Federal Health Minister Karl Lauterbach (SPD) took to Twitter to comment on the rise in incidence in Munich during the Oktoberfest. “This would not have been necessary if self-tests had been taken before admission,” he said.

“Compared to the price of a measure of beer, €2-3 (for tests) wouldn’t have mattered,” he said.

Even before the start of the Wiesn, he had spoken out in favour of people taking voluntary self-tests. Lauterbach stressed that now is the time for special measures against Covid.

“The development shows what will happen if the states wait too long with the mask obligation in indoor areas,” he added.

READ ALSO: KEY POINTS: Germany’s new Covid-19 rules from October

In neighbouring counties, where many Oktoberfest visitors came from, the number of Covid cases has also risen noticeably.  Beatrix Zurek said that it is unclear, however, how much of a role Oktoberfest played in these figures, as people are currently much more active socially overall, with concerts and other events also taking place throughout the state.

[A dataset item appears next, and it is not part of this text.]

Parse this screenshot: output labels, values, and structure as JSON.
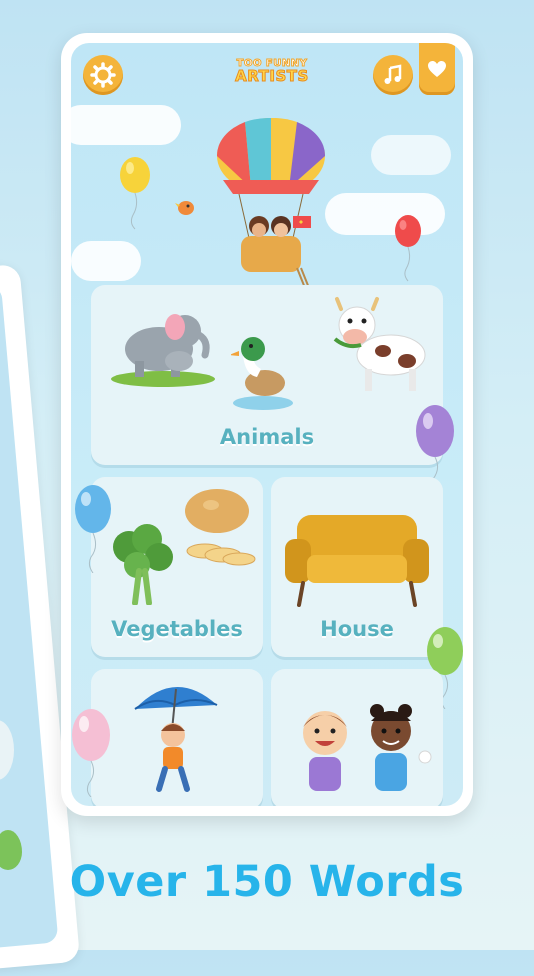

Christoph Spinner, an infections specialist at Munich’s Klinikum, has urged people not to be alarmed by the rising numbers.

“We had expected rising incidences here. We knew that there could be a doubling, tripling, even quadrupling,” he said.

He said that this is no cause for concern, as many people have been vaccinated or have also recovered from previous Covid infections, so any new infections are therefore usually mild.

The virologist advises people over 60 or with pre-existing conditions to get a second booster vaccination, but otherwise said people shouldn’t be alarmed by the rising incidences.

SHOW COMMENTS